14
RESOLUTION: SECURITY CAMERAS
Security Cameras
Chief Long presented to Council, along with Det. Blaine Cosgrove. He clarified that he is
not asking Council to vote on a camera system tonight, but for approval to move forward with a
request for quotes or to pursue a purchasing process.
Chief Longo gave an overview of the various systems and related costs for four options the
Police Department has researched for the Downtown Mall, West Main, and the
University/Corner areas, as well as a Temporary Deployment Camera System.
Mr. Huja asked if Chief Longo has been approached by Downtown business owners who

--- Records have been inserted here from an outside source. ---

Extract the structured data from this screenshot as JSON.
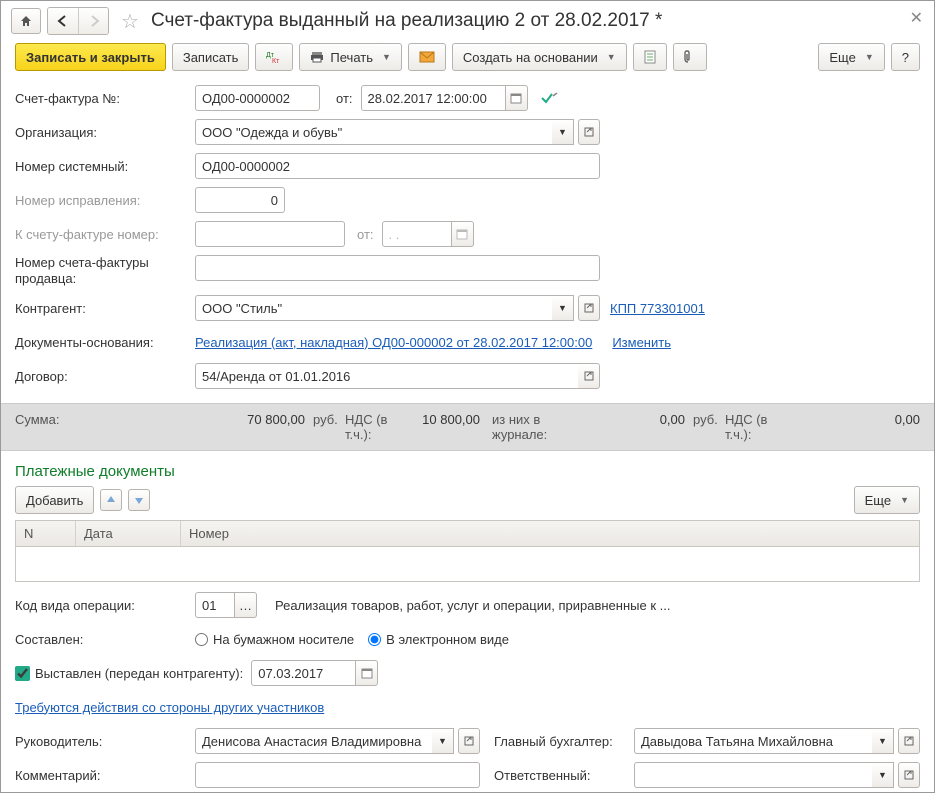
{
  "title": "Счет-фактура выданный на реализацию 2 от 28.02.2017 *",
  "toolbar": {
    "save_close": "Записать и закрыть",
    "save": "Записать",
    "print": "Печать",
    "create_on_basis": "Создать на основании",
    "more": "Еще"
  },
  "labels": {
    "invoice_no": "Счет-фактура №:",
    "from": "от:",
    "org": "Организация:",
    "sys_no": "Номер системный:",
    "correction_no": "Номер исправления:",
    "to_invoice_no": "К счету-фактуре номер:",
    "to_from": "от:",
    "seller_invoice_no": "Номер счета-фактуры продавца:",
    "counterparty": "Контрагент:",
    "basis_docs": "Документы-основания:",
    "contract": "Договор:",
    "sum": "Сумма:",
    "rub": "руб.",
    "vat_incl": "НДС (в т.ч.):",
    "journal_of": "из них в журнале:",
    "vat_incl2": "НДС (в т.ч.):",
    "payment_docs": "Платежные документы",
    "add": "Добавить",
    "col_n": "N",
    "col_date": "Дата",
    "col_no": "Номер",
    "op_code": "Код вида операции:",
    "op_desc": "Реализация товаров, работ, услуг и операции, приравненные к ...",
    "composed": "Составлен:",
    "paper": "На бумажном носителе",
    "electronic": "В электронном виде",
    "issued": "Выставлен (передан контрагенту):",
    "actions_link": "Требуются действия со стороны других участников",
    "manager": "Руководитель:",
    "chief_acc": "Главный бухгалтер:",
    "comment": "Комментарий:",
    "responsible": "Ответственный:",
    "change": "Изменить"
  },
  "values": {
    "invoice_no": "ОД00-0000002",
    "date": "28.02.2017 12:00:00",
    "org": "ООО \"Одежда и обувь\"",
    "sys_no": "ОД00-0000002",
    "correction_no": "0",
    "to_invoice_no": "",
    "to_date": ". .",
    "seller_invoice_no": "",
    "counterparty": "ООО \"Стиль\"",
    "kpp_link": "КПП 773301001",
    "basis_doc": "Реализация (акт, накладная) ОД00-000002 от 28.02.2017 12:00:00",
    "contract": "54/Аренда от 01.01.2016",
    "sum": "70 800,00",
    "vat": "10 800,00",
    "journal": "0,00",
    "vat2": "0,00",
    "op_code": "01",
    "issued_date": "07.03.2017",
    "manager": "Денисова Анастасия Владимировна",
    "chief_acc": "Давыдова Татьяна Михайловна",
    "comment": "",
    "responsible": ""
  }
}
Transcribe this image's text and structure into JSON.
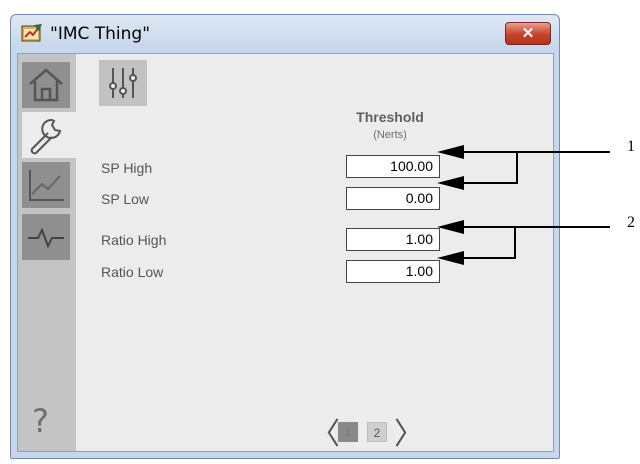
{
  "window": {
    "title": "\"IMC Thing\"",
    "close_glyph": "✕"
  },
  "nav": {
    "items": [
      {
        "name": "home-icon"
      },
      {
        "name": "wrench-icon"
      },
      {
        "name": "trend-icon"
      },
      {
        "name": "alarm-pulse-icon"
      }
    ],
    "help_glyph": "?"
  },
  "table": {
    "column_header": "Threshold",
    "column_units": "(Nerts)",
    "rows": [
      {
        "label": "SP High",
        "value": "100.00"
      },
      {
        "label": "SP Low",
        "value": "0.00"
      },
      {
        "label": "Ratio High",
        "value": "1.00"
      },
      {
        "label": "Ratio Low",
        "value": "1.00"
      }
    ]
  },
  "pager": {
    "prev": "〈",
    "next": "〉",
    "pages": [
      "1",
      "2"
    ],
    "current": "1"
  },
  "callouts": [
    "1",
    "2"
  ],
  "colors": {
    "close_button": "#c6422b",
    "nav_bg": "#c4c4c4",
    "panel_bg": "#ececec"
  }
}
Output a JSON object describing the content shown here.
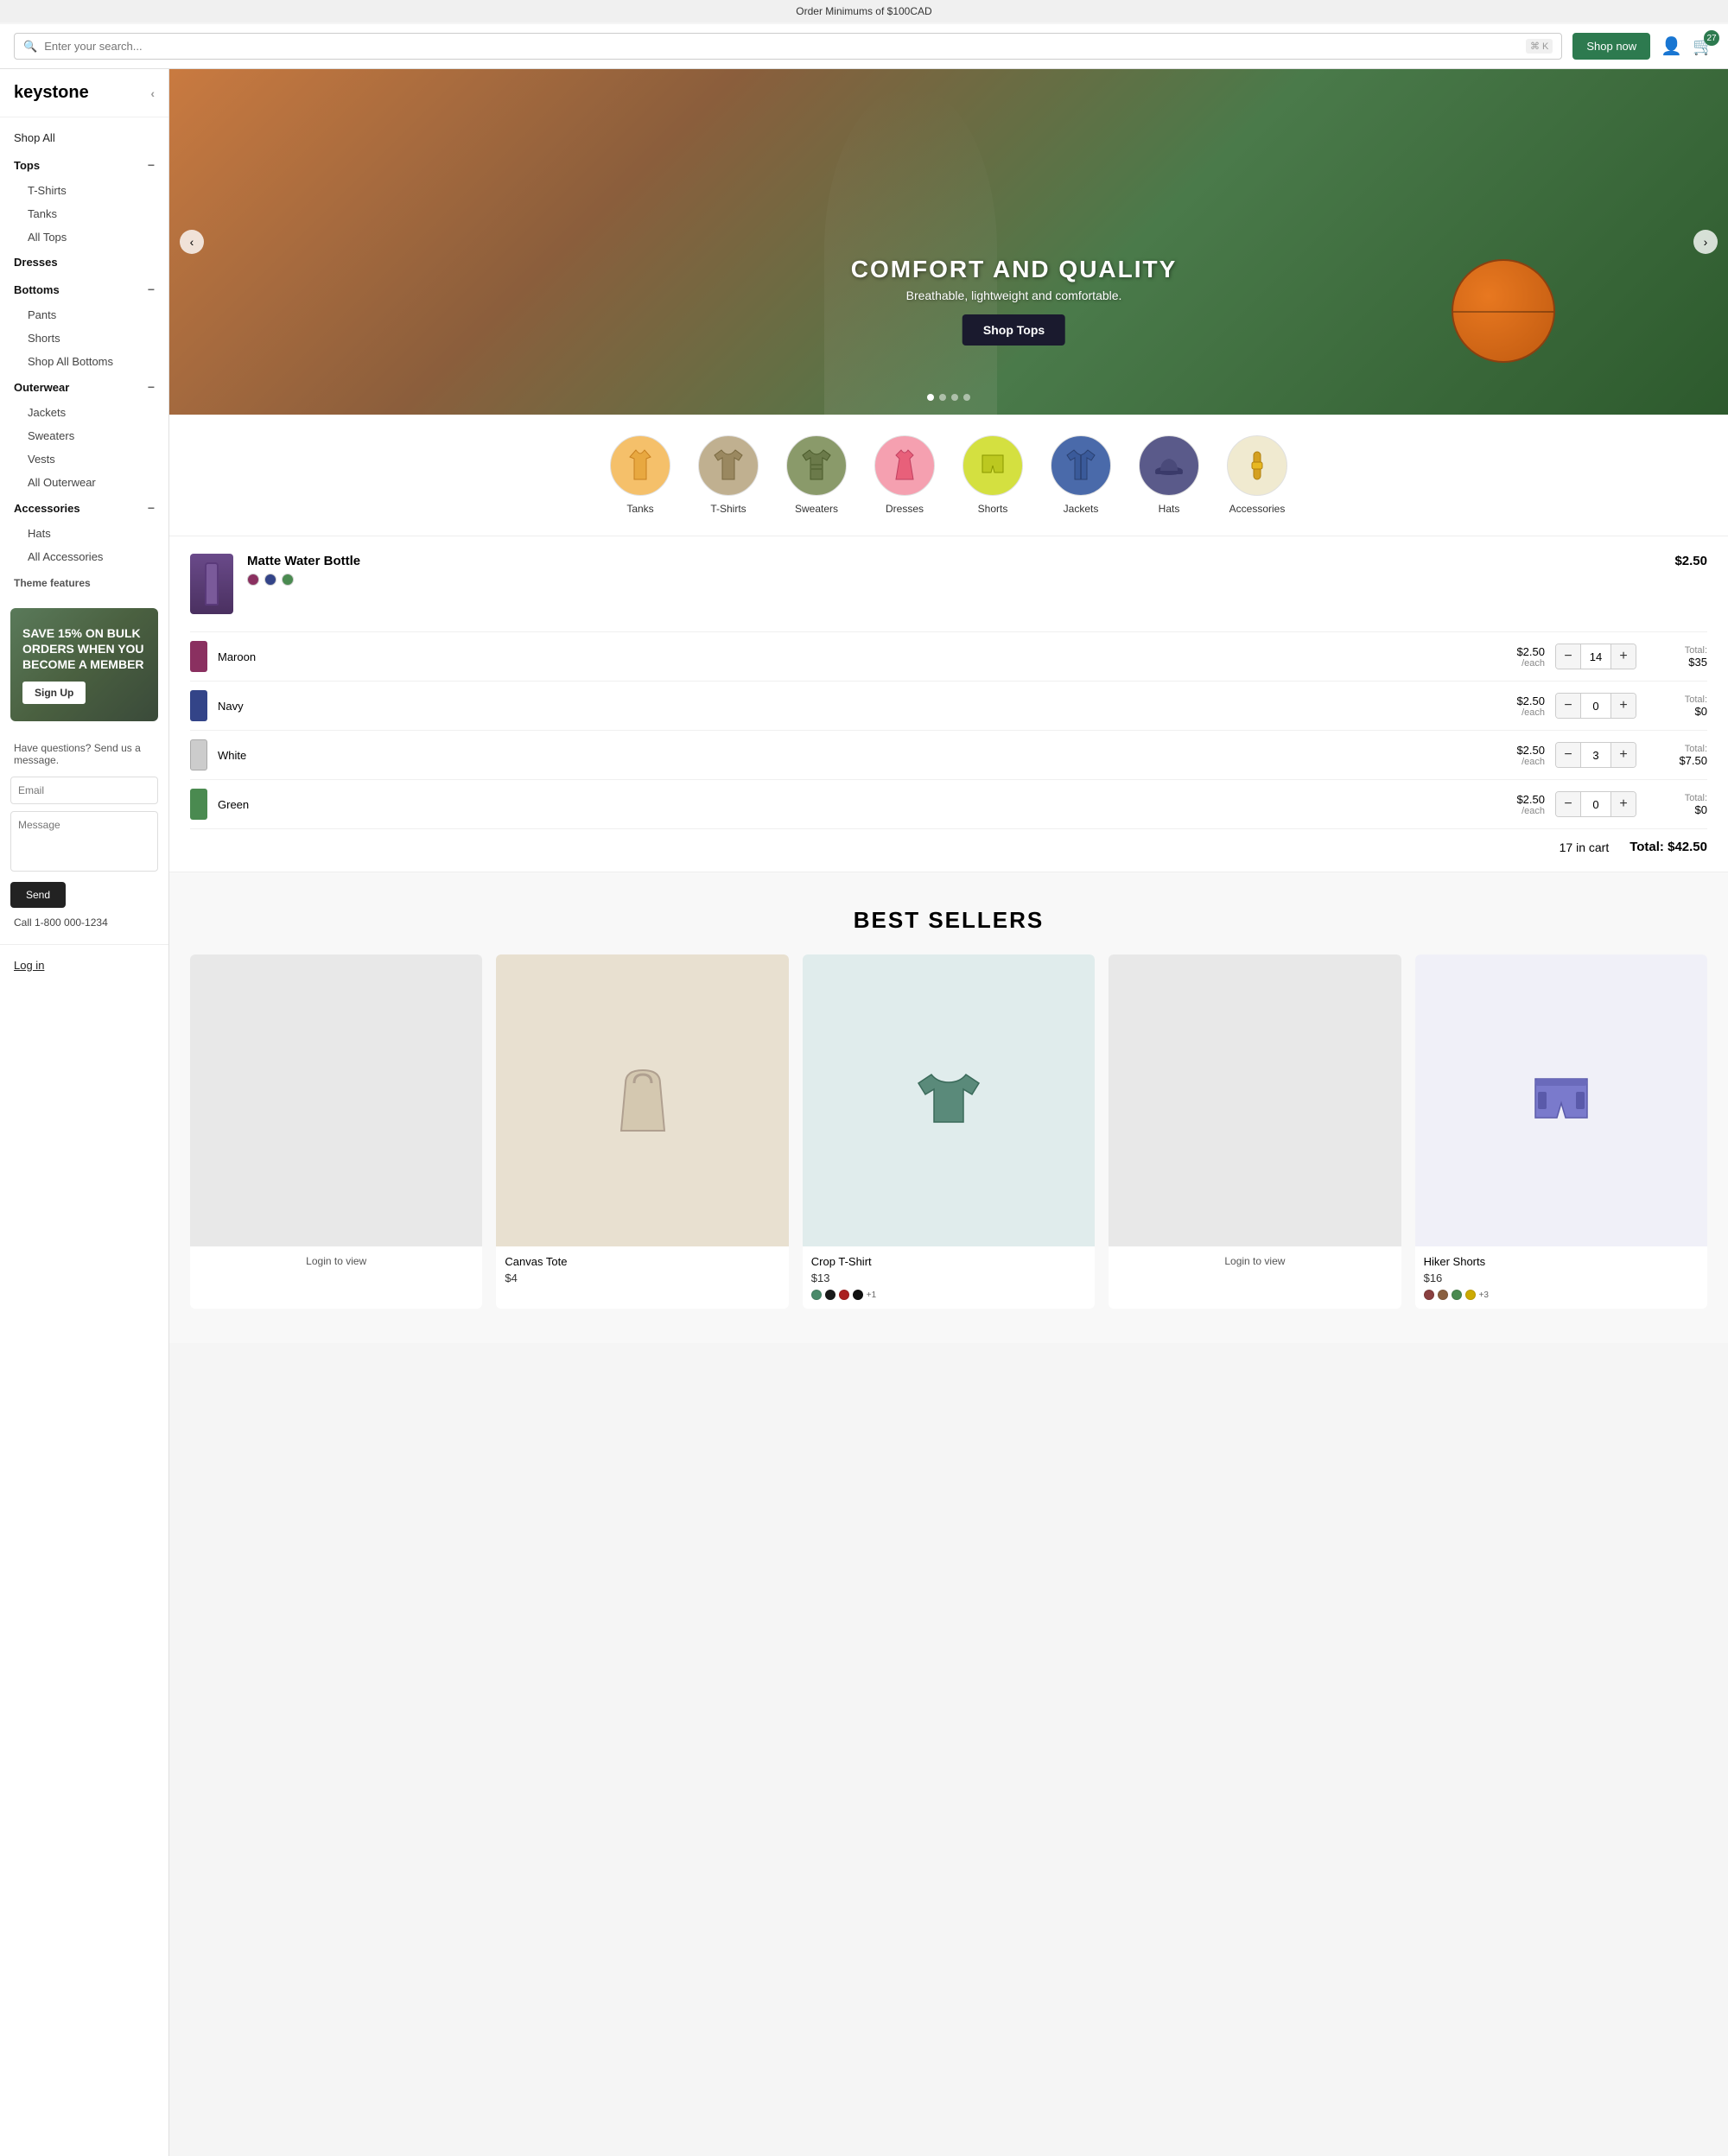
{
  "topbar": {
    "message": "Order Minimums of $100CAD"
  },
  "header": {
    "search_placeholder": "Enter your search...",
    "search_shortcut": "⌘ K",
    "shop_now": "Shop now",
    "cart_count": "27"
  },
  "sidebar": {
    "logo": "keystone",
    "shop_all": "Shop All",
    "sections": [
      {
        "title": "Tops",
        "expanded": true,
        "items": [
          "T-Shirts",
          "Tanks",
          "All Tops"
        ]
      },
      {
        "title": "Dresses",
        "expanded": false,
        "items": []
      },
      {
        "title": "Bottoms",
        "expanded": true,
        "items": [
          "Pants",
          "Shorts",
          "Shop All Bottoms"
        ]
      },
      {
        "title": "Outerwear",
        "expanded": true,
        "items": [
          "Jackets",
          "Sweaters",
          "Vests",
          "All Outerwear"
        ]
      },
      {
        "title": "Accessories",
        "expanded": true,
        "items": [
          "Hats",
          "All Accessories"
        ]
      }
    ],
    "theme_features": "Theme features",
    "promo_text": "SAVE 15% ON BULK ORDERS WHEN YOU BECOME A MEMBER",
    "signup_btn": "Sign Up",
    "contact_label": "Have questions? Send us a message.",
    "email_placeholder": "Email",
    "message_placeholder": "Message",
    "send_btn": "Send",
    "phone": "Call 1-800 000-1234",
    "login": "Log in"
  },
  "hero": {
    "title": "COMFORT AND QUALITY",
    "subtitle": "Breathable, lightweight and comfortable.",
    "shop_btn": "Shop Tops",
    "prev_arrow": "‹",
    "next_arrow": "›",
    "dots": [
      true,
      false,
      false,
      false
    ]
  },
  "categories": [
    {
      "label": "Tanks",
      "bg": "#f5c06a",
      "color": "#f5c06a"
    },
    {
      "label": "T-Shirts",
      "bg": "#c0b090",
      "color": "#c0b090"
    },
    {
      "label": "Sweaters",
      "bg": "#6b7a4a",
      "color": "#6b7a4a"
    },
    {
      "label": "Dresses",
      "bg": "#f5a0b0",
      "color": "#f5a0b0"
    },
    {
      "label": "Shorts",
      "bg": "#d4e040",
      "color": "#d4e040"
    },
    {
      "label": "Jackets",
      "bg": "#4a6aaa",
      "color": "#4a6aaa"
    },
    {
      "label": "Hats",
      "bg": "#3a3a6a",
      "color": "#3a3a6a"
    },
    {
      "label": "Accessories",
      "bg": "#f5f0e0",
      "color": "#e8c060"
    }
  ],
  "product": {
    "name": "Matte Water Bottle",
    "price": "$2.50",
    "colors": [
      "#8a3060",
      "#334488",
      "#aaaaaa",
      "#4a8a50"
    ],
    "variants": [
      {
        "name": "Maroon",
        "color": "#8a3060",
        "price": "$2.50",
        "per_each": "/each",
        "qty": 14,
        "total_label": "Total:",
        "total": "$35"
      },
      {
        "name": "Navy",
        "color": "#334488",
        "price": "$2.50",
        "per_each": "/each",
        "qty": 0,
        "total_label": "Total:",
        "total": "$0"
      },
      {
        "name": "White",
        "color": "#cccccc",
        "price": "$2.50",
        "per_each": "/each",
        "qty": 3,
        "total_label": "Total:",
        "total": "$7.50"
      },
      {
        "name": "Green",
        "color": "#4a8a50",
        "price": "$2.50",
        "per_each": "/each",
        "qty": 0,
        "total_label": "Total:",
        "total": "$0"
      }
    ],
    "cart_count": "17 in cart",
    "cart_total_label": "Total:",
    "cart_total": "$42.50"
  },
  "best_sellers": {
    "title": "BEST SELLERS",
    "products": [
      {
        "name": "Login to view",
        "price": "",
        "login_required": true,
        "bg": "#e8e8e8",
        "colors": []
      },
      {
        "name": "Canvas Tote",
        "price": "$4",
        "login_required": false,
        "bg": "#f0f0e8",
        "colors": []
      },
      {
        "name": "Crop T-Shirt",
        "price": "$13",
        "login_required": false,
        "bg": "#e0ecec",
        "colors": [
          "#4a8a6a",
          "#1a1a1a",
          "#aa2020",
          "#111111"
        ],
        "extra_colors": "+1"
      },
      {
        "name": "Login to view",
        "price": "",
        "login_required": true,
        "bg": "#e8e8e8",
        "colors": []
      },
      {
        "name": "Hiker Shorts",
        "price": "$16",
        "login_required": false,
        "bg": "#f0f0f0",
        "colors": [
          "#8a4040",
          "#8a6040",
          "#4a8a50",
          "#ccaa00"
        ],
        "extra_colors": "+3"
      }
    ]
  }
}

have said they are willing to install cameras themselves. Chief Longo said they have been
working with businesses, and this is an option that may be explored. However, staff cannot
control this process or control the speed at which this is implemented.
Ms. Galvin said she is leaning towards option 3, and would also entertain a hybrid of
Option 2 and Option 3. She said she is concerned about the aesthetics and would like to have the
BAR at least take a look at the fixtures to get a read on how this would integrate with the Halprin
design of the Downtown Mall area. She said we should push the private sector to see how they
could cooperate with us.
Mr. Huja said he is supportive of temporary deployable camera systems. Chief Longo said
when emerging crime patterns occur, they would be very helpful.
Ms. Szakos said the quoted prices help her with her reluctance, because one of her main
concerns is that we do not expend a large part of our safety budget on a part of town that is
actually relatively safe. She said she supports temporary deployment cameras so we can use
them in areas where we know there is recurring crime, or where something is coming up. She
would want a very clear privacy and civil liberties policy guiding their use. She said she is
intrigued by the idea of letting the private sector play itself out on the Downtown Mall and on
West Main.
Mr. Fenwick asked for clarification on the administrative cost to run the cameras. Chief
Longo said Det. Cosgrove would be responsible for the administration, and it would not be more
than the cost of reviewing privately owned cameras. Mr. Fenwick asked what the life expectancy
of the cameras is. Det. Cosgrove said about five years, although some may be used far longer.
Chief Longo said he prefers Option 2, but could live with Option 3. He said Option 4 puts
us no further along than we are currently. He said a hybrid with portable deployment cameras
included would be possible.
Det. Cosgrove answered clarifying questions from Council, including server and network
operation details.
15
Ms. Galvin said she would like to see Chief Longo's assessment of an integrated hybrid of
Option 2 and Option 3.
Chief Longo said he will seek to obtain a firm, fixed price of what an Option 2 and Option
3 hybrid would look like, analyze what is already in existence and clarify where we are not
getting coverage, use existing wireless capability along the mall, and pursue the purchase of six
portable cameras. He will return to Council with prices and a model policy for how all these
systems would be used and purchased. He will explore state contracts options, which may
change the costs. He will reach out to colleagues regarding model policies and create one that is
unique to our community’s needs.
Ms. Smith asked for an update on the purchase of body cameras. Mr. Brown said after the
process goes through the City’s Purchasing Department, it will come back to the City Attorney's
office for the final stages of negotiation.
OTHER BUSINESS
Ms. Szakos reported that she, Chief Longo, Gretchen Ellis, and Sarad Davenport went to a
Cities United conference in Philadelphia to examine ways our communities can be made safer
for young Black men as part of a technical assistance grant. They received a lot of good
information, and Charlottesville was selected as a finalist for a grand final award.
Ms. Galvin said she and Mr. Huja, along with Ms. Kathy McHugh, are travelling to
Alexandria, Virginia with PHA tomorrow to look at public housing sites that have been
redeveloped.
Adjourned.

Keyboard shortcuts

j previous speech k next speech